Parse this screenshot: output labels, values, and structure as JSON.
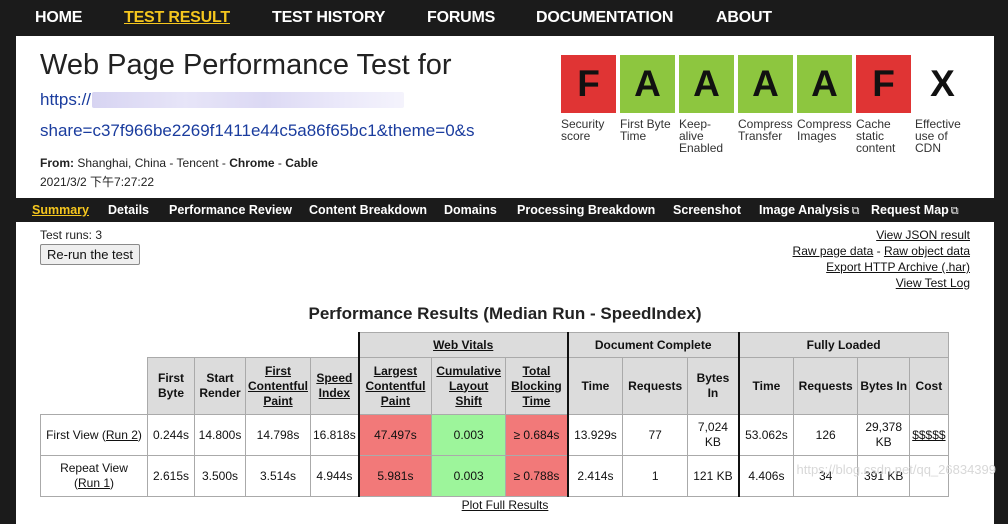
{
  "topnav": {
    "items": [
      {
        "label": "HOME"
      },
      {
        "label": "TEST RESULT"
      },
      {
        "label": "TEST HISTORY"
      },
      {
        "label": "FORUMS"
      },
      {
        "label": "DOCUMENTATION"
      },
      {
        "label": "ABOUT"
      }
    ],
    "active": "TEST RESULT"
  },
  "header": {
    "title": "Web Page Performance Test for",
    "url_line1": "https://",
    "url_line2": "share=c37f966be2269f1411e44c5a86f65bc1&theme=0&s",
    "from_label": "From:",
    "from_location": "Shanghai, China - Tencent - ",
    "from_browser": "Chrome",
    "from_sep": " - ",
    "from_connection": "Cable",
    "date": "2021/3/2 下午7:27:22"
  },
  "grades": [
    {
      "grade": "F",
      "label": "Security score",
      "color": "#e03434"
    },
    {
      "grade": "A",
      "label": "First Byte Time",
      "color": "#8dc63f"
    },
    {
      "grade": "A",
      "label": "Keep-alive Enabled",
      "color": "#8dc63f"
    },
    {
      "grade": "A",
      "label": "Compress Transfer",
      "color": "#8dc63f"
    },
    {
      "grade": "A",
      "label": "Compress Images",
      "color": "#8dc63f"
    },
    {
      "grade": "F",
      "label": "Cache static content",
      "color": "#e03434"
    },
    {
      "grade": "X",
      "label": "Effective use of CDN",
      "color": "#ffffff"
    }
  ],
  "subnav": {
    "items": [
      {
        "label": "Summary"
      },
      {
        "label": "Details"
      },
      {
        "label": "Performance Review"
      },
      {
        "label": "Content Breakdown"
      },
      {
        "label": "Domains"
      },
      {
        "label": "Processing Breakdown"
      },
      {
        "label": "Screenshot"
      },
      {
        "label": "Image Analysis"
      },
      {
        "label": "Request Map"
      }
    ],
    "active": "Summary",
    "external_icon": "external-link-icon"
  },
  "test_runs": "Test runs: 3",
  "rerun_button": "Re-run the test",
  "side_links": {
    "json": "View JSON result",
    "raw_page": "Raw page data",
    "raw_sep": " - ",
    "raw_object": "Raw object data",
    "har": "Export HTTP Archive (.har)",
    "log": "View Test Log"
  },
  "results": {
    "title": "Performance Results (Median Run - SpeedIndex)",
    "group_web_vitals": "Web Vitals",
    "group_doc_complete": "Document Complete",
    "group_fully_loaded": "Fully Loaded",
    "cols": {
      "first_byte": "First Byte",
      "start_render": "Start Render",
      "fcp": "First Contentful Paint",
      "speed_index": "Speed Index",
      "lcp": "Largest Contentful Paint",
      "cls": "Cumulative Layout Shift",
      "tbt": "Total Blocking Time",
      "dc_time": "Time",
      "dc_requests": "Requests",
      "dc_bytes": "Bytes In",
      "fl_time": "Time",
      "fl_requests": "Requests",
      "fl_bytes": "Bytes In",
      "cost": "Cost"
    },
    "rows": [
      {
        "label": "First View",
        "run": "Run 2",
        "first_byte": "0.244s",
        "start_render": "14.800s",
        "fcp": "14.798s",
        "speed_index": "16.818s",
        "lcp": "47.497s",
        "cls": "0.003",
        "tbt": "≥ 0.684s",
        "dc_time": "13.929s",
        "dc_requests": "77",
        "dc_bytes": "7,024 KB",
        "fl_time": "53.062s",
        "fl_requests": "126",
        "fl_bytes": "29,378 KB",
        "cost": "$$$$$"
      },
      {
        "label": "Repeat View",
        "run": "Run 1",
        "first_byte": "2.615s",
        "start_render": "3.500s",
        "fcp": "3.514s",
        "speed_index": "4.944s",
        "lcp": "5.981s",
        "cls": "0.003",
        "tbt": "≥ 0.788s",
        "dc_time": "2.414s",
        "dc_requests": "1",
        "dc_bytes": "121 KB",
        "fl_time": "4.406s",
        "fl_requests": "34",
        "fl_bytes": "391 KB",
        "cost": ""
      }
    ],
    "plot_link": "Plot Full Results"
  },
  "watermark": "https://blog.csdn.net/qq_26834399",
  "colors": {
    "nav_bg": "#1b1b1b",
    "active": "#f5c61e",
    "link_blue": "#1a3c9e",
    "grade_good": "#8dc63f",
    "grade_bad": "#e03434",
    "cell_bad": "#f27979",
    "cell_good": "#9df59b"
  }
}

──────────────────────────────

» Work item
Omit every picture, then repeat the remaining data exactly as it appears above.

» Answer space
Parse this screenshot: output labels, values, and structure as JSON.
{
  "topnav": {
    "items": [
      {
        "label": "HOME"
      },
      {
        "label": "TEST RESULT"
      },
      {
        "label": "TEST HISTORY"
      },
      {
        "label": "FORUMS"
      },
      {
        "label": "DOCUMENTATION"
      },
      {
        "label": "ABOUT"
      }
    ],
    "active": "TEST RESULT"
  },
  "header": {
    "title": "Web Page Performance Test for",
    "url_line1": "https://",
    "url_line2": "share=c37f966be2269f1411e44c5a86f65bc1&theme=0&s",
    "from_label": "From:",
    "from_location": "Shanghai, China - Tencent - ",
    "from_browser": "Chrome",
    "from_sep": " - ",
    "from_connection": "Cable",
    "date": "2021/3/2 下午7:27:22"
  },
  "grades": [
    {
      "grade": "F",
      "label": "Security score",
      "color": "#e03434"
    },
    {
      "grade": "A",
      "label": "First Byte Time",
      "color": "#8dc63f"
    },
    {
      "grade": "A",
      "label": "Keep-alive Enabled",
      "color": "#8dc63f"
    },
    {
      "grade": "A",
      "label": "Compress Transfer",
      "color": "#8dc63f"
    },
    {
      "grade": "A",
      "label": "Compress Images",
      "color": "#8dc63f"
    },
    {
      "grade": "F",
      "label": "Cache static content",
      "color": "#e03434"
    },
    {
      "grade": "X",
      "label": "Effective use of CDN",
      "color": "#ffffff"
    }
  ],
  "subnav": {
    "items": [
      {
        "label": "Summary"
      },
      {
        "label": "Details"
      },
      {
        "label": "Performance Review"
      },
      {
        "label": "Content Breakdown"
      },
      {
        "label": "Domains"
      },
      {
        "label": "Processing Breakdown"
      },
      {
        "label": "Screenshot"
      },
      {
        "label": "Image Analysis"
      },
      {
        "label": "Request Map"
      }
    ],
    "active": "Summary",
    "external_icon": "external-link-icon"
  },
  "test_runs": "Test runs: 3",
  "rerun_button": "Re-run the test",
  "side_links": {
    "json": "View JSON result",
    "raw_page": "Raw page data",
    "raw_sep": " - ",
    "raw_object": "Raw object data",
    "har": "Export HTTP Archive (.har)",
    "log": "View Test Log"
  },
  "results": {
    "title": "Performance Results (Median Run - SpeedIndex)",
    "group_web_vitals": "Web Vitals",
    "group_doc_complete": "Document Complete",
    "group_fully_loaded": "Fully Loaded",
    "cols": {
      "first_byte": "First Byte",
      "start_render": "Start Render",
      "fcp": "First Contentful Paint",
      "speed_index": "Speed Index",
      "lcp": "Largest Contentful Paint",
      "cls": "Cumulative Layout Shift",
      "tbt": "Total Blocking Time",
      "dc_time": "Time",
      "dc_requests": "Requests",
      "dc_bytes": "Bytes In",
      "fl_time": "Time",
      "fl_requests": "Requests",
      "fl_bytes": "Bytes In",
      "cost": "Cost"
    },
    "rows": [
      {
        "label": "First View",
        "run": "Run 2",
        "first_byte": "0.244s",
        "start_render": "14.800s",
        "fcp": "14.798s",
        "speed_index": "16.818s",
        "lcp": "47.497s",
        "cls": "0.003",
        "tbt": "≥ 0.684s",
        "dc_time": "13.929s",
        "dc_requests": "77",
        "dc_bytes": "7,024 KB",
        "fl_time": "53.062s",
        "fl_requests": "126",
        "fl_bytes": "29,378 KB",
        "cost": "$$$$$"
      },
      {
        "label": "Repeat View",
        "run": "Run 1",
        "first_byte": "2.615s",
        "start_render": "3.500s",
        "fcp": "3.514s",
        "speed_index": "4.944s",
        "lcp": "5.981s",
        "cls": "0.003",
        "tbt": "≥ 0.788s",
        "dc_time": "2.414s",
        "dc_requests": "1",
        "dc_bytes": "121 KB",
        "fl_time": "4.406s",
        "fl_requests": "34",
        "fl_bytes": "391 KB",
        "cost": ""
      }
    ],
    "plot_link": "Plot Full Results"
  },
  "watermark": "https://blog.csdn.net/qq_26834399",
  "colors": {
    "nav_bg": "#1b1b1b",
    "active": "#f5c61e",
    "link_blue": "#1a3c9e",
    "grade_good": "#8dc63f",
    "grade_bad": "#e03434",
    "cell_bad": "#f27979",
    "cell_good": "#9df59b"
  }
}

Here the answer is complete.